2 Department of HIV/AIDS, University of California, San Francisco, CA, USA

3 Department of Politics and International Studies, Faculty of Social Sciences, University of Warwick, Coventry, CV4 7AL, United Kingdom


The political, social, economic, and security implications of health‑related issues such as emerging
infectious diseases or the epidemic of Non Communicable Diseases offer a rare opportunity for
professionals in foreign policy and international relations to engage with the health arena and at the
same time for global health experts to enter into and intersect with the domain of diplomacy. The aim
of this review is to understand and explore the concepts of global health diplomacy (GHD), health
security, and human security. For this narrative review, a literature search was done in PubMed,
Scopus, and EBSCO for the “global health diplomacy,” “health security,” and “human security,” and
full‑texts were reviewed. The recent outbreaks of Ebola in West Africa and Zika in South America
are pertinent examples of the nature of the human security crisis and the imminent and severe threat
posed to human life across the globe as a result of these epidemics. The Commission on Human
Security defines human security as the protection of the vital core of all human lives from critical
and pervasive threats. We highlight the ways in which health has now become an issue of national
security/global concern and also how GHD can aid in the development of new bilateral or multilateral
agreements to safeguard the health and security of people in our globalized world.
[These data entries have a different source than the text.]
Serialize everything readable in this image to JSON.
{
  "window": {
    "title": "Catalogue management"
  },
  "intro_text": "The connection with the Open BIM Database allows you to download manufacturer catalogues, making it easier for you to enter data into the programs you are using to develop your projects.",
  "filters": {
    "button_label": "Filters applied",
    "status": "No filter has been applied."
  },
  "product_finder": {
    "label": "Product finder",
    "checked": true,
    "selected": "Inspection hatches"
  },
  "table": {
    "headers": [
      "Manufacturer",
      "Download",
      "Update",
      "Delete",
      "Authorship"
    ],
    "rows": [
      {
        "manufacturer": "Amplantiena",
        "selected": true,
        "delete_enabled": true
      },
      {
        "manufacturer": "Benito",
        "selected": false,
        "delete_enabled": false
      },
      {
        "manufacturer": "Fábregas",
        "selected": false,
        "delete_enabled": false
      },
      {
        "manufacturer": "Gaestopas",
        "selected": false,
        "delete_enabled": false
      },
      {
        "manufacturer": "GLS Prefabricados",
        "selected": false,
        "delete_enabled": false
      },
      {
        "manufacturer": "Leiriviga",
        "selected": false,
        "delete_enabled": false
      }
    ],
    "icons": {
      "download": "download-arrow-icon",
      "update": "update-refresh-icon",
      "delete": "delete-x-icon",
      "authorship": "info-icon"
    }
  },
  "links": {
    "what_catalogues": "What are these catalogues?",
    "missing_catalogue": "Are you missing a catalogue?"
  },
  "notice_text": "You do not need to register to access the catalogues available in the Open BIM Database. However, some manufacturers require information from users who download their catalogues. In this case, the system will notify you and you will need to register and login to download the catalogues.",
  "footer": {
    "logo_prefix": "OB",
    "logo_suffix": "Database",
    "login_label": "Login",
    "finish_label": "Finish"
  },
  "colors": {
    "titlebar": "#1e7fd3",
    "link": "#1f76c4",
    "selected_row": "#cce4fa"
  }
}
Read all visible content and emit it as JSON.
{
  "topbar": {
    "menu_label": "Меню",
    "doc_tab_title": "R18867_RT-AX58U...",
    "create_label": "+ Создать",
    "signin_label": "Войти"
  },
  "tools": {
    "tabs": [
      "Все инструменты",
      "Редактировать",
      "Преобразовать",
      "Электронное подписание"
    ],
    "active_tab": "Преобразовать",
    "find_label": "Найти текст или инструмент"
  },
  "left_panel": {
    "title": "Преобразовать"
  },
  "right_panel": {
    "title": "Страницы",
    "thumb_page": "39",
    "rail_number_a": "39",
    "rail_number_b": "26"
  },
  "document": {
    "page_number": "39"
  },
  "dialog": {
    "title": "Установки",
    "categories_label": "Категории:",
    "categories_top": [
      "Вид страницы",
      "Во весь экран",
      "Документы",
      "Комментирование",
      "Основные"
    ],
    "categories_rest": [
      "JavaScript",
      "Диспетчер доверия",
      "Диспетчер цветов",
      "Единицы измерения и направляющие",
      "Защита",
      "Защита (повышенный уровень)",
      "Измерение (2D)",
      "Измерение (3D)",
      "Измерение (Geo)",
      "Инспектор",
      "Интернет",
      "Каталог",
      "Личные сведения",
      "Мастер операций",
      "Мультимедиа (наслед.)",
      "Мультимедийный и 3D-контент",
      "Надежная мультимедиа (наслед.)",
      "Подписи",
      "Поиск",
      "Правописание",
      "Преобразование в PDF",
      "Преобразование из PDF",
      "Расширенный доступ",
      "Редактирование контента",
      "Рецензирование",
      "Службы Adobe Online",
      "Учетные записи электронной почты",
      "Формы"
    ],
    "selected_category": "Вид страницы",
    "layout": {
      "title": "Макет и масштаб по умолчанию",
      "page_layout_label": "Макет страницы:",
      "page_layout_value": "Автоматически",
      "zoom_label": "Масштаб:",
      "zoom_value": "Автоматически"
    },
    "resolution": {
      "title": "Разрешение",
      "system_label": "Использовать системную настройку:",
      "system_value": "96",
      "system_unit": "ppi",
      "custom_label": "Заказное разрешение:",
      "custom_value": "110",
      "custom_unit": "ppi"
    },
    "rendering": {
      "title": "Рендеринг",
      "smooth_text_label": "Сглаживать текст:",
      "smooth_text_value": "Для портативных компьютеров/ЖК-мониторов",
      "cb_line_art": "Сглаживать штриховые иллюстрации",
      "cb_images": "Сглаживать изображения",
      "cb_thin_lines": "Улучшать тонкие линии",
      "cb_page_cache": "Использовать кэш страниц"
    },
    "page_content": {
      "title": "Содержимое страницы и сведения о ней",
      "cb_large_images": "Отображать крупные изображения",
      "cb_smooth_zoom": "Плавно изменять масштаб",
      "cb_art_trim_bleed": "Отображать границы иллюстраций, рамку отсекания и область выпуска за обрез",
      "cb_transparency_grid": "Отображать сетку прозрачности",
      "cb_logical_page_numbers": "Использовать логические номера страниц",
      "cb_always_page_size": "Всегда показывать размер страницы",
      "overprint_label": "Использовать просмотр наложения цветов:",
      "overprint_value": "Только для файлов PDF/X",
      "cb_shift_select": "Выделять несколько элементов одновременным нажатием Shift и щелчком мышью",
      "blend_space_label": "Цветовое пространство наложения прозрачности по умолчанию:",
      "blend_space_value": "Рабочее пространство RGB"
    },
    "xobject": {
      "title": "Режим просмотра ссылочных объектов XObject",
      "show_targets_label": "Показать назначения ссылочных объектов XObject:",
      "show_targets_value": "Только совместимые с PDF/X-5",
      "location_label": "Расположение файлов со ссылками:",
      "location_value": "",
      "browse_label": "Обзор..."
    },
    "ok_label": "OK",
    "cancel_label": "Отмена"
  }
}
The paper provides
a prospective about, and overview of, health and human security that essentially emphasizes the
growing interlinkages between global health, diplomacy, and foreign policy